Glaetzer finished third in the men's Keirin in Cambridge, trailing only Russia's Shane Perkins and Malaysian triumphant Azizulhasni Awang.
The podium finish carries added significance for the 27-year-old, who was diagnosed with thyroid cancer in October and has since had surgery to remove a tumour in his throat.
Having helped his nation to six medals in New Zealand, Glaetzer will now return to Australia to contest the next round of the World Cup, before resuming his radiotherapy treatment.
Glaetzer is a two-time track world champion and three-time Commonwealth gold medallist, and while it is believed cancer fatigue has affected his performance, he remains on track to compete at the 2020 Tokyo Olympics.
"One of the first thoughts I had in regard to my cycling career and Tokyo was 'I'm not going to let this stop me', if I am able to and if it's safe to, then you know what? I'm not going to let this have power over what I do," Glaetzer said.
"I have some goals I want to achieve and Tokyo is the big target, that hasn't changed.

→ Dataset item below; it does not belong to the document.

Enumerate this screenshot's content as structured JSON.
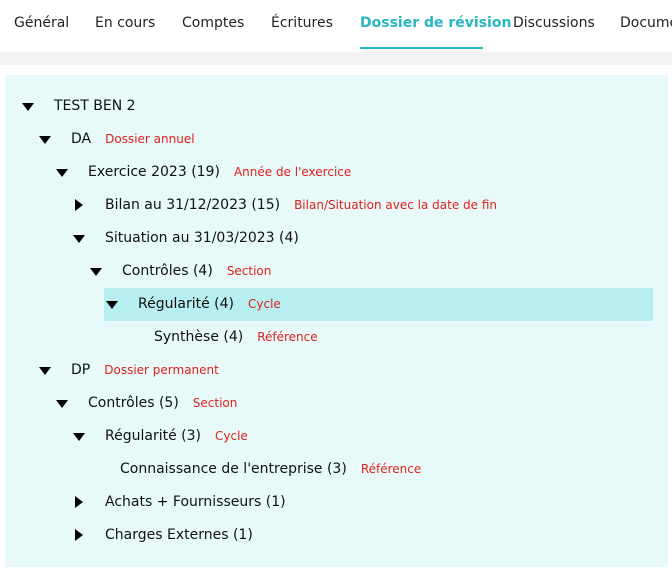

I'm not going to stop chasing the Olympics and being the best in the world."